Extracted records:
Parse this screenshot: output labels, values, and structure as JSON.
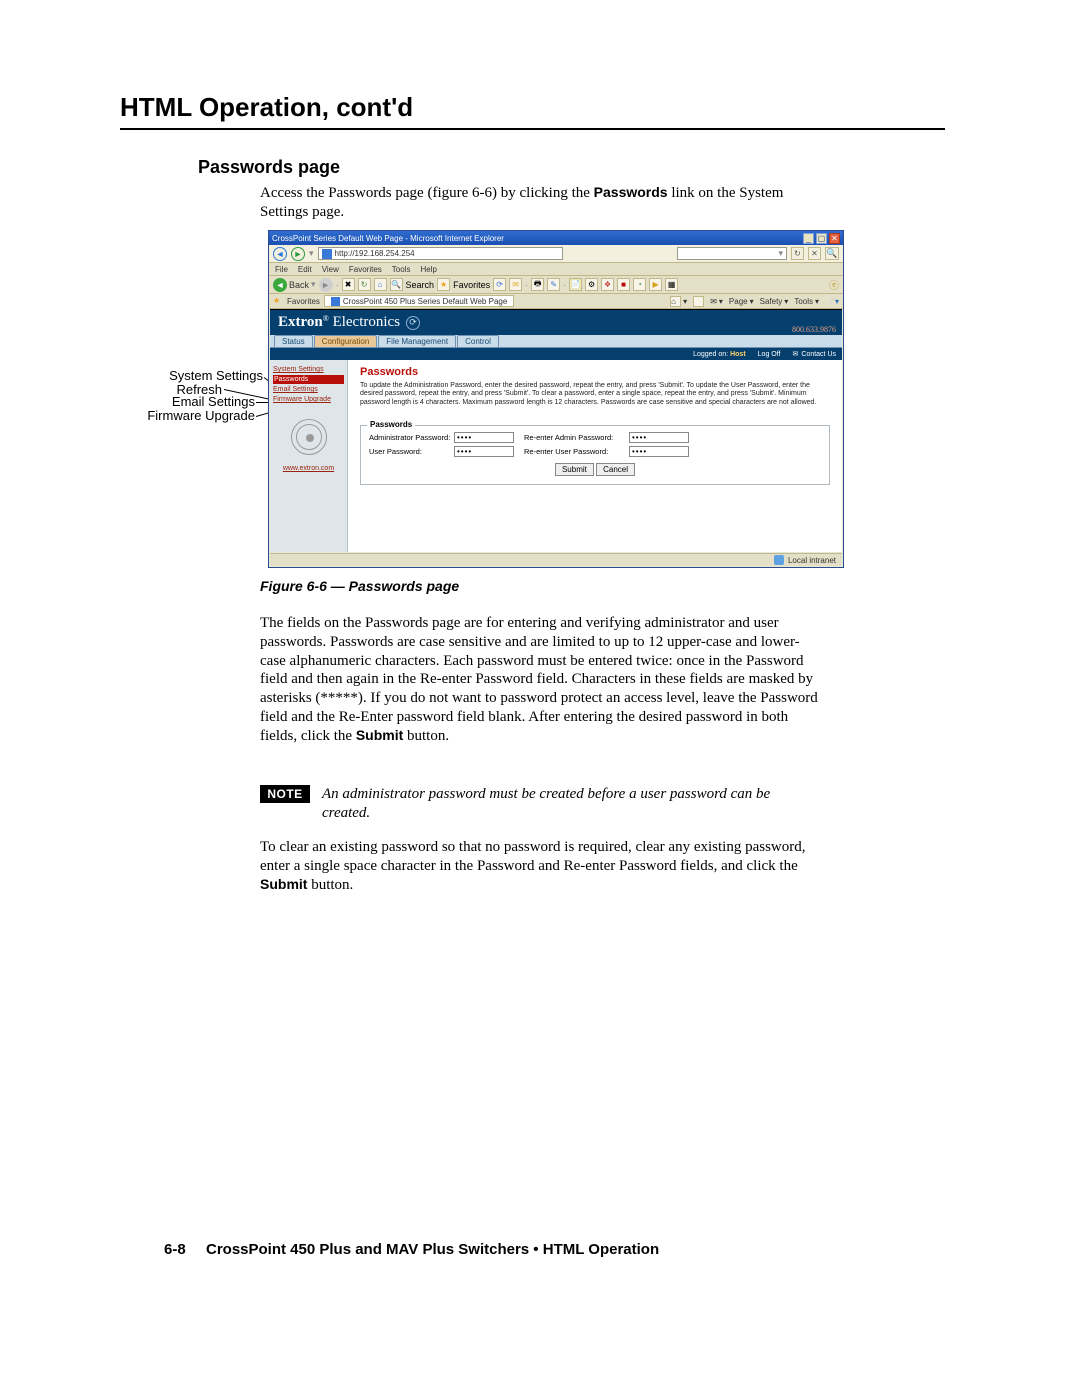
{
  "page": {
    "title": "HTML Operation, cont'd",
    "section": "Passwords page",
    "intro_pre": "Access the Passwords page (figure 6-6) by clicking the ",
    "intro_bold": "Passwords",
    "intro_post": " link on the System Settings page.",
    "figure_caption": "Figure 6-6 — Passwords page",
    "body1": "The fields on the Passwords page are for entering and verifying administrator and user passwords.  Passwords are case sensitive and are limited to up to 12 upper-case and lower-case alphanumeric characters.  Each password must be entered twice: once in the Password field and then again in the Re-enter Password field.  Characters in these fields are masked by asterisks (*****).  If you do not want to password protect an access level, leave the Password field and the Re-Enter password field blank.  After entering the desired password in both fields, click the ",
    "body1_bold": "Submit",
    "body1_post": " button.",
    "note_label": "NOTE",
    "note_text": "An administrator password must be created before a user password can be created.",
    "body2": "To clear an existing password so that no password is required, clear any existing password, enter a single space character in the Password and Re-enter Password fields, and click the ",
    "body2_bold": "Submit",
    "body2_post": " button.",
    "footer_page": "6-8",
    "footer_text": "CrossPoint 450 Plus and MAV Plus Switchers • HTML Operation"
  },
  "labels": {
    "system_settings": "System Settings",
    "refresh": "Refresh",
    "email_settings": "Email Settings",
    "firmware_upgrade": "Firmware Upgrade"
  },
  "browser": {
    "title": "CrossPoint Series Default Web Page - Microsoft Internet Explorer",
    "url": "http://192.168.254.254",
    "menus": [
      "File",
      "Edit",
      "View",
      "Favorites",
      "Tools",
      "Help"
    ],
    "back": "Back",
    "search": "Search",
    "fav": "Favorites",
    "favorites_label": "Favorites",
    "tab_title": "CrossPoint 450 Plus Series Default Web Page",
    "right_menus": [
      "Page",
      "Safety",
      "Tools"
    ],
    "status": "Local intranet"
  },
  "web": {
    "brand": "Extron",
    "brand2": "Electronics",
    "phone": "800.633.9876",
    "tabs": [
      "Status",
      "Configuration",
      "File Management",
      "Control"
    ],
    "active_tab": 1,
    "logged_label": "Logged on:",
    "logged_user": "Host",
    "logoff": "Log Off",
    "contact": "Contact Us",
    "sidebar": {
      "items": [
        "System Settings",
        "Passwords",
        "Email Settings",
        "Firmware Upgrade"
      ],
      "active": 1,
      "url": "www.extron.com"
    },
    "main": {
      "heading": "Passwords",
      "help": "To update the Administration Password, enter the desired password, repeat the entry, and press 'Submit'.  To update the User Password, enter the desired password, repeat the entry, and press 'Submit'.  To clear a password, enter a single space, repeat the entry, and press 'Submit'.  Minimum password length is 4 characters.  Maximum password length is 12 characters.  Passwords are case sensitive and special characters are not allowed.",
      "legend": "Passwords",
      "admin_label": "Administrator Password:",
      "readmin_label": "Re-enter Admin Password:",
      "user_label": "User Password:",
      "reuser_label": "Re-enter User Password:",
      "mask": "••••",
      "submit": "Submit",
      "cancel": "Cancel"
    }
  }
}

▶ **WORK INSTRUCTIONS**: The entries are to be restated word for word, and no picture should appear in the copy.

▶ **RESPONSE TO THE TASK**:
Parse this screenshot: output labels, values, and structure as JSON.
{
  "page": {
    "title": "HTML Operation, cont'd",
    "section": "Passwords page",
    "intro_pre": "Access the Passwords page (figure 6-6) by clicking the ",
    "intro_bold": "Passwords",
    "intro_post": " link on the System Settings page.",
    "figure_caption": "Figure 6-6 — Passwords page",
    "body1": "The fields on the Passwords page are for entering and verifying administrator and user passwords.  Passwords are case sensitive and are limited to up to 12 upper-case and lower-case alphanumeric characters.  Each password must be entered twice: once in the Password field and then again in the Re-enter Password field.  Characters in these fields are masked by asterisks (*****).  If you do not want to password protect an access level, leave the Password field and the Re-Enter password field blank.  After entering the desired password in both fields, click the ",
    "body1_bold": "Submit",
    "body1_post": " button.",
    "note_label": "NOTE",
    "note_text": "An administrator password must be created before a user password can be created.",
    "body2": "To clear an existing password so that no password is required, clear any existing password, enter a single space character in the Password and Re-enter Password fields, and click the ",
    "body2_bold": "Submit",
    "body2_post": " button.",
    "footer_page": "6-8",
    "footer_text": "CrossPoint 450 Plus and MAV Plus Switchers • HTML Operation"
  },
  "labels": {
    "system_settings": "System Settings",
    "refresh": "Refresh",
    "email_settings": "Email Settings",
    "firmware_upgrade": "Firmware Upgrade"
  },
  "browser": {
    "title": "CrossPoint Series Default Web Page - Microsoft Internet Explorer",
    "url": "http://192.168.254.254",
    "menus": [
      "File",
      "Edit",
      "View",
      "Favorites",
      "Tools",
      "Help"
    ],
    "back": "Back",
    "search": "Search",
    "fav": "Favorites",
    "favorites_label": "Favorites",
    "tab_title": "CrossPoint 450 Plus Series Default Web Page",
    "right_menus": [
      "Page",
      "Safety",
      "Tools"
    ],
    "status": "Local intranet"
  },
  "web": {
    "brand": "Extron",
    "brand2": "Electronics",
    "phone": "800.633.9876",
    "tabs": [
      "Status",
      "Configuration",
      "File Management",
      "Control"
    ],
    "active_tab": 1,
    "logged_label": "Logged on:",
    "logged_user": "Host",
    "logoff": "Log Off",
    "contact": "Contact Us",
    "sidebar": {
      "items": [
        "System Settings",
        "Passwords",
        "Email Settings",
        "Firmware Upgrade"
      ],
      "active": 1,
      "url": "www.extron.com"
    },
    "main": {
      "heading": "Passwords",
      "help": "To update the Administration Password, enter the desired password, repeat the entry, and press 'Submit'.  To update the User Password, enter the desired password, repeat the entry, and press 'Submit'.  To clear a password, enter a single space, repeat the entry, and press 'Submit'.  Minimum password length is 4 characters.  Maximum password length is 12 characters.  Passwords are case sensitive and special characters are not allowed.",
      "legend": "Passwords",
      "admin_label": "Administrator Password:",
      "readmin_label": "Re-enter Admin Password:",
      "user_label": "User Password:",
      "reuser_label": "Re-enter User Password:",
      "mask": "••••",
      "submit": "Submit",
      "cancel": "Cancel"
    }
  }
}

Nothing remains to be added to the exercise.